Work instructions
All of the records shown below need to be copied with no differences.

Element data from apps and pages

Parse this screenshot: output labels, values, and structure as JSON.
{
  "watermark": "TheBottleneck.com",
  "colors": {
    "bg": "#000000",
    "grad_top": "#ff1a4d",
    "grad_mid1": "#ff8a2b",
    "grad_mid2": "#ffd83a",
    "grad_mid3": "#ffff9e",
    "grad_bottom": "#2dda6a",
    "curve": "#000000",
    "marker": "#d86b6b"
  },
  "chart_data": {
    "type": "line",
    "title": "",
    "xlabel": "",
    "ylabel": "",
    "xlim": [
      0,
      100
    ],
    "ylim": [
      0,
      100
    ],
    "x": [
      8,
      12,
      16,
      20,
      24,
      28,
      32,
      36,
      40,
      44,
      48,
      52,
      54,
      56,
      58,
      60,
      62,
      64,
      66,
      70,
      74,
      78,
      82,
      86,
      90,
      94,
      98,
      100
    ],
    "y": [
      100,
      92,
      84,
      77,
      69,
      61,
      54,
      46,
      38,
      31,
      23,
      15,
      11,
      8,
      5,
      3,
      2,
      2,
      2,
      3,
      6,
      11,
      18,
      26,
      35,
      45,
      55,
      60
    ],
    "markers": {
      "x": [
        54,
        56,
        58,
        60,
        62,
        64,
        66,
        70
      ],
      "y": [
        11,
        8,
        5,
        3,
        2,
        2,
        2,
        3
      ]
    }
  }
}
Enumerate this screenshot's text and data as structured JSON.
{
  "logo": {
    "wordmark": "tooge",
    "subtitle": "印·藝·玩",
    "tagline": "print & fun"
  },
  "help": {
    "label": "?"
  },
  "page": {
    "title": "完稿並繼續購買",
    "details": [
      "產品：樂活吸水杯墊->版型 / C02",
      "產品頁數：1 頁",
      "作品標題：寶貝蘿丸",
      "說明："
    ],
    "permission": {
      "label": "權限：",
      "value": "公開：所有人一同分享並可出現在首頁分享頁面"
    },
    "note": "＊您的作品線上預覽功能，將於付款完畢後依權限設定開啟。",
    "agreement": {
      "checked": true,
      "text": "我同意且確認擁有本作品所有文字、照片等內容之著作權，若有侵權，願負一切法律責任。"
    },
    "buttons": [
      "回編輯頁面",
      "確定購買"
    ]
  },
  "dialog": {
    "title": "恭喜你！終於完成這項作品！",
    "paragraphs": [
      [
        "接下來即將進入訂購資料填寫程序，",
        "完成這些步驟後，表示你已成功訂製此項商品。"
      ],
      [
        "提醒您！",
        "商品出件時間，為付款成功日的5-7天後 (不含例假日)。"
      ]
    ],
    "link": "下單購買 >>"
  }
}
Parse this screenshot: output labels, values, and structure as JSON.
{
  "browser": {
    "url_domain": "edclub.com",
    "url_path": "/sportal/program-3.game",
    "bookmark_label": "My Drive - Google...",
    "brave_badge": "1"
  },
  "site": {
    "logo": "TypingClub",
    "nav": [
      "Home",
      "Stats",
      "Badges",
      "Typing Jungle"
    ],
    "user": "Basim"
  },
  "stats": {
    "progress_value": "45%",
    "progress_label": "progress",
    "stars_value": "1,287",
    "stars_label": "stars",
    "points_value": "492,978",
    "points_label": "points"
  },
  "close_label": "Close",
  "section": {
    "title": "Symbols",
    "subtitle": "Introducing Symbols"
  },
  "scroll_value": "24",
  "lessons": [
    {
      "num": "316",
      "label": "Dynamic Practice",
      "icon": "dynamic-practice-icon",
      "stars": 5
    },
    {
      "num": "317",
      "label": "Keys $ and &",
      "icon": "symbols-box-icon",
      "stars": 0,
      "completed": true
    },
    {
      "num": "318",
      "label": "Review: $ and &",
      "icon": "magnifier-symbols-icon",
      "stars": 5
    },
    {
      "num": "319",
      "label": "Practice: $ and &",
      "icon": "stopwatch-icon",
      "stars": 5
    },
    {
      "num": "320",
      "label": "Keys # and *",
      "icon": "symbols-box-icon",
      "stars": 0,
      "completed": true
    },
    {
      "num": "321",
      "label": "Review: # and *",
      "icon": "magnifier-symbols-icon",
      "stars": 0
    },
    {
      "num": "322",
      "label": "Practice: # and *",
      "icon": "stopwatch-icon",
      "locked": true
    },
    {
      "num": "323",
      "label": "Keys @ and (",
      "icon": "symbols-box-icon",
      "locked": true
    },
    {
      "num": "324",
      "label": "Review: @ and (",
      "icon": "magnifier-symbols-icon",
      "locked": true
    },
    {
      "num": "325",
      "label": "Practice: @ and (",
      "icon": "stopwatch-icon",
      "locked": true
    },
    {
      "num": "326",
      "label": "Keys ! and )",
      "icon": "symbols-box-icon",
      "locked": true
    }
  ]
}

Exercise answer
Parse this screenshot: output labels, values, and structure as JSON.
{
  "watermark": "TheBottleneck.com",
  "colors": {
    "bg": "#000000",
    "grad_top": "#ff1a4d",
    "grad_mid1": "#ff8a2b",
    "grad_mid2": "#ffd83a",
    "grad_mid3": "#ffff9e",
    "grad_bottom": "#2dda6a",
    "curve": "#000000",
    "marker": "#d86b6b"
  },
  "chart_data": {
    "type": "line",
    "title": "",
    "xlabel": "",
    "ylabel": "",
    "xlim": [
      0,
      100
    ],
    "ylim": [
      0,
      100
    ],
    "x": [
      8,
      12,
      16,
      20,
      24,
      28,
      32,
      36,
      40,
      44,
      48,
      52,
      54,
      56,
      58,
      60,
      62,
      64,
      66,
      70,
      74,
      78,
      82,
      86,
      90,
      94,
      98,
      100
    ],
    "y": [
      100,
      92,
      84,
      77,
      69,
      61,
      54,
      46,
      38,
      31,
      23,
      15,
      11,
      8,
      5,
      3,
      2,
      2,
      2,
      3,
      6,
      11,
      18,
      26,
      35,
      45,
      55,
      60
    ],
    "markers": {
      "x": [
        54,
        56,
        58,
        60,
        62,
        64,
        66,
        70
      ],
      "y": [
        11,
        8,
        5,
        3,
        2,
        2,
        2,
        3
      ]
    }
  }
}
Enumerate this screenshot's text and data as structured JSON.
{
  "logo": {
    "wordmark": "tooge",
    "subtitle": "印·藝·玩",
    "tagline": "print & fun"
  },
  "help": {
    "label": "?"
  },
  "page": {
    "title": "完稿並繼續購買",
    "details": [
      "產品：樂活吸水杯墊->版型 / C02",
      "產品頁數：1 頁",
      "作品標題：寶貝蘿丸",
      "說明："
    ],
    "permission": {
      "label": "權限：",
      "value": "公開：所有人一同分享並可出現在首頁分享頁面"
    },
    "note": "＊您的作品線上預覽功能，將於付款完畢後依權限設定開啟。",
    "agreement": {
      "checked": true,
      "text": "我同意且確認擁有本作品所有文字、照片等內容之著作權，若有侵權，願負一切法律責任。"
    },
    "buttons": [
      "回編輯頁面",
      "確定購買"
    ]
  },
  "dialog": {
    "title": "恭喜你！終於完成這項作品！",
    "paragraphs": [
      [
        "接下來即將進入訂購資料填寫程序，",
        "完成這些步驟後，表示你已成功訂製此項商品。"
      ],
      [
        "提醒您！",
        "商品出件時間，為付款成功日的5-7天後 (不含例假日)。"
      ]
    ],
    "link": "下單購買 >>"
  }
}
Parse this screenshot: output labels, values, and structure as JSON.
{
  "browser": {
    "url_domain": "edclub.com",
    "url_path": "/sportal/program-3.game",
    "bookmark_label": "My Drive - Google...",
    "brave_badge": "1"
  },
  "site": {
    "logo": "TypingClub",
    "nav": [
      "Home",
      "Stats",
      "Badges",
      "Typing Jungle"
    ],
    "user": "Basim"
  },
  "stats": {
    "progress_value": "45%",
    "progress_label": "progress",
    "stars_value": "1,287",
    "stars_label": "stars",
    "points_value": "492,978",
    "points_label": "points"
  },
  "close_label": "Close",
  "section": {
    "title": "Symbols",
    "subtitle": "Introducing Symbols"
  },
  "scroll_value": "24",
  "lessons": [
    {
      "num": "316",
      "label": "Dynamic Practice",
      "icon": "dynamic-practice-icon",
      "stars": 5
    },
    {
      "num": "317",
      "label": "Keys $ and &",
      "icon": "symbols-box-icon",
      "stars": 0,
      "completed": true
    },
    {
      "num": "318",
      "label": "Review: $ and &",
      "icon": "magnifier-symbols-icon",
      "stars": 5
    },
    {
      "num": "319",
      "label": "Practice: $ and &",
      "icon": "stopwatch-icon",
      "stars": 5
    },
    {
      "num": "320",
      "label": "Keys # and *",
      "icon": "symbols-box-icon",
      "stars": 0,
      "completed": true
    },
    {
      "num": "321",
      "label": "Review: # and *",
      "icon": "magnifier-symbols-icon",
      "stars": 0
    },
    {
      "num": "322",
      "label": "Practice: # and *",
      "icon": "stopwatch-icon",
      "locked": true
    },
    {
      "num": "323",
      "label": "Keys @ and (",
      "icon": "symbols-box-icon",
      "locked": true
    },
    {
      "num": "324",
      "label": "Review: @ and (",
      "icon": "magnifier-symbols-icon",
      "locked": true
    },
    {
      "num": "325",
      "label": "Practice: @ and (",
      "icon": "stopwatch-icon",
      "locked": true
    },
    {
      "num": "326",
      "label": "Keys ! and )",
      "icon": "symbols-box-icon",
      "locked": true
    }
  ]
}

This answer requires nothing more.